VERY young children of smokers are being exposed to high levels of nicotine intake and air pollution comparable with major industrial smog in cities like Beijing, a study by an anti-smoking charity has found.

Ash Scotland tested children aged one to five from 54 smoking households in Aberdeenshire for nicotine exposure and found all but one had very high concentrations of nicotine in their saliva. Two children aged three and five were exposed to pollution 50 times greater than peak time traffic in Edinburgh city centre.

One mother smoked in every room apart from the children's bedrooms and also in the car, despite one of her children having asthma. Researchers found air pollution nearly 20 times greater than the World Health Organisation's recommended limit in her flat.

Dr Sean Semple, of Aberdeen University, who analysed the results, said: "Over 85% of the fine particles and hazardous chemicals in second-hand smoke are invisible."

Sheila Duffy, chief executive of Ash Scotland, said: "We know that smoking parents want to protect their children.

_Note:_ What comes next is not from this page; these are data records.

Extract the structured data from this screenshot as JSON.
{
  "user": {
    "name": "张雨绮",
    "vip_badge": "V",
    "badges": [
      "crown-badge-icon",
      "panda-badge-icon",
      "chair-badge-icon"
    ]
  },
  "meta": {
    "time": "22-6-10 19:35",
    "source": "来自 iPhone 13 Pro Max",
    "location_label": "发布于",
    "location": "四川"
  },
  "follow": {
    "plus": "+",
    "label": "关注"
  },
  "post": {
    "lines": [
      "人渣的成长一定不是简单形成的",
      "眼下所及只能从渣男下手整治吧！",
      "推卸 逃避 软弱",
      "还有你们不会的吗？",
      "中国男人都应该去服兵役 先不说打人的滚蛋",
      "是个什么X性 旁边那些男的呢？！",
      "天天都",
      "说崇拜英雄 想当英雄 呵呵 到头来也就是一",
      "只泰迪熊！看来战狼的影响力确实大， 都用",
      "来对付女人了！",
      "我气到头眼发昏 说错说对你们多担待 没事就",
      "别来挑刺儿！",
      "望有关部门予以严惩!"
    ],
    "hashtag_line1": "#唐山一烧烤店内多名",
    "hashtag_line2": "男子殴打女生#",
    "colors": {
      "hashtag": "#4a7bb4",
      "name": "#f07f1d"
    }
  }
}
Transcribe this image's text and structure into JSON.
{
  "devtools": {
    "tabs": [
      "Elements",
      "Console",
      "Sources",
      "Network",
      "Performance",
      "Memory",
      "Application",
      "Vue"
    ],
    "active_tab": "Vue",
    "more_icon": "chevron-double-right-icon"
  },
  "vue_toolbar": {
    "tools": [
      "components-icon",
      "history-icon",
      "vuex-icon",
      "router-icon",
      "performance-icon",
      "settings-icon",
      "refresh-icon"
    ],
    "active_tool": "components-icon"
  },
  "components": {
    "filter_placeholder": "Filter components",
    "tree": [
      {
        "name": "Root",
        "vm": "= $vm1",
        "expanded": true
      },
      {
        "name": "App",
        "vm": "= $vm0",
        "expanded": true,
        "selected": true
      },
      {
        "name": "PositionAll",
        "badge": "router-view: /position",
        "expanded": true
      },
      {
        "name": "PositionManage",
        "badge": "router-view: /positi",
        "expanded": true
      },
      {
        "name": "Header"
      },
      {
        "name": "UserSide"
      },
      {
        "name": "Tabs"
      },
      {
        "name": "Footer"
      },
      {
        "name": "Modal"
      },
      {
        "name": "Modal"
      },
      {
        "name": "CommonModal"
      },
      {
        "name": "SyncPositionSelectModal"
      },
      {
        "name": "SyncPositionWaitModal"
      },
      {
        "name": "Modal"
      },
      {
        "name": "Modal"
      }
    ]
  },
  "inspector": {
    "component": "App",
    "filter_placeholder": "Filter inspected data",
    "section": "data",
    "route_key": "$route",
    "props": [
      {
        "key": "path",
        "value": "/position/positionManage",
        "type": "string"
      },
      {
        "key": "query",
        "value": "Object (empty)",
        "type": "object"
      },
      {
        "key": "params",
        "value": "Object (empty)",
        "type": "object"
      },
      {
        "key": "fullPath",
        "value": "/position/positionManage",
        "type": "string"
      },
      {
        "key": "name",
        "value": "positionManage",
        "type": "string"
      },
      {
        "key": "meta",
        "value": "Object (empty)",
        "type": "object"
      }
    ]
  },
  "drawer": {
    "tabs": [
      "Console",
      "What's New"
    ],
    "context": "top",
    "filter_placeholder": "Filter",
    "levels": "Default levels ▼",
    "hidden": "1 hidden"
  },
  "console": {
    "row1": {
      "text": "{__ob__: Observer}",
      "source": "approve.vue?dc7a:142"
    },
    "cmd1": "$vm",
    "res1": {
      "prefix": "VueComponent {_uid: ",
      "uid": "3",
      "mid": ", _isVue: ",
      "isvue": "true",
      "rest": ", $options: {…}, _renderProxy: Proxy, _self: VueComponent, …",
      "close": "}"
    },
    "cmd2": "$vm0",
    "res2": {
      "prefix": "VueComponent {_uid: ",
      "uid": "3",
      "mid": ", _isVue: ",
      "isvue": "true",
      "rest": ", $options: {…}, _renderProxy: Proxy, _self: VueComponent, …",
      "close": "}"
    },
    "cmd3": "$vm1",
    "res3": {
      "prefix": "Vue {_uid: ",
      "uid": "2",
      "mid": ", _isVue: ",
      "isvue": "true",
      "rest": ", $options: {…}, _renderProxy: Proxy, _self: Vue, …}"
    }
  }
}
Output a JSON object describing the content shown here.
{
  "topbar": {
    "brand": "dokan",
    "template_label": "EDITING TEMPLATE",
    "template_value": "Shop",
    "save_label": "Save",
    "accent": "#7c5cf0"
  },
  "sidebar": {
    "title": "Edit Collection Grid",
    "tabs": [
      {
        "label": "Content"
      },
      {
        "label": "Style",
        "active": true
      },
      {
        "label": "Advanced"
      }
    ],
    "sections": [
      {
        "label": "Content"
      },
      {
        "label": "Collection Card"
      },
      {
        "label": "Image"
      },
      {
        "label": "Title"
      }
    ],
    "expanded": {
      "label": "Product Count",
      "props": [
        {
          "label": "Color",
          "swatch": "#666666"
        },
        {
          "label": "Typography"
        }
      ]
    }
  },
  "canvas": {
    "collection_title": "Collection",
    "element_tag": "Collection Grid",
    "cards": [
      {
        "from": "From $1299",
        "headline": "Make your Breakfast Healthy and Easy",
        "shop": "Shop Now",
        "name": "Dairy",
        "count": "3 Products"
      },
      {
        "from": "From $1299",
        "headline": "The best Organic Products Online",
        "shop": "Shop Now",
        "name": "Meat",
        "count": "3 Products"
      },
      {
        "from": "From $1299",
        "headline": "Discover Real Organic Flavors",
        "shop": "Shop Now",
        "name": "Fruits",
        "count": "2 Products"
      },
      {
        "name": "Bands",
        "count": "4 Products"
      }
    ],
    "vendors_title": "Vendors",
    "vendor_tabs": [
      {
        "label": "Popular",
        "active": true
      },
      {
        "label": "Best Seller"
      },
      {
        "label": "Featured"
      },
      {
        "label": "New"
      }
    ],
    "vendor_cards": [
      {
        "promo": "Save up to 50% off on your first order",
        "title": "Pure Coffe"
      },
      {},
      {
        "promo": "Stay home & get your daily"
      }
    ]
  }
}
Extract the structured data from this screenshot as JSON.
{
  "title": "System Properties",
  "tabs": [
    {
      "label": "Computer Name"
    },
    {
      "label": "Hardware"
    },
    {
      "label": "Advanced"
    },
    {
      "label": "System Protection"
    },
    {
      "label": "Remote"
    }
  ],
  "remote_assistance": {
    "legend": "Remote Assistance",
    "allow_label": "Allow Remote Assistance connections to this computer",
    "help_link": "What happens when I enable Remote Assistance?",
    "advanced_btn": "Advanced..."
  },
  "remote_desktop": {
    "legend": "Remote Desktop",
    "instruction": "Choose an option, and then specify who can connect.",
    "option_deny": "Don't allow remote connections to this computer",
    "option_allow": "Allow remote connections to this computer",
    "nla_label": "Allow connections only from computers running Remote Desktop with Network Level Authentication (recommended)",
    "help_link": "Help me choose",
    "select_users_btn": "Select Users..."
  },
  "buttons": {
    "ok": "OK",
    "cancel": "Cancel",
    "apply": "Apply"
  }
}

That is why we encourage them to do their smoking outside, and make their home and car entirely smoke-free."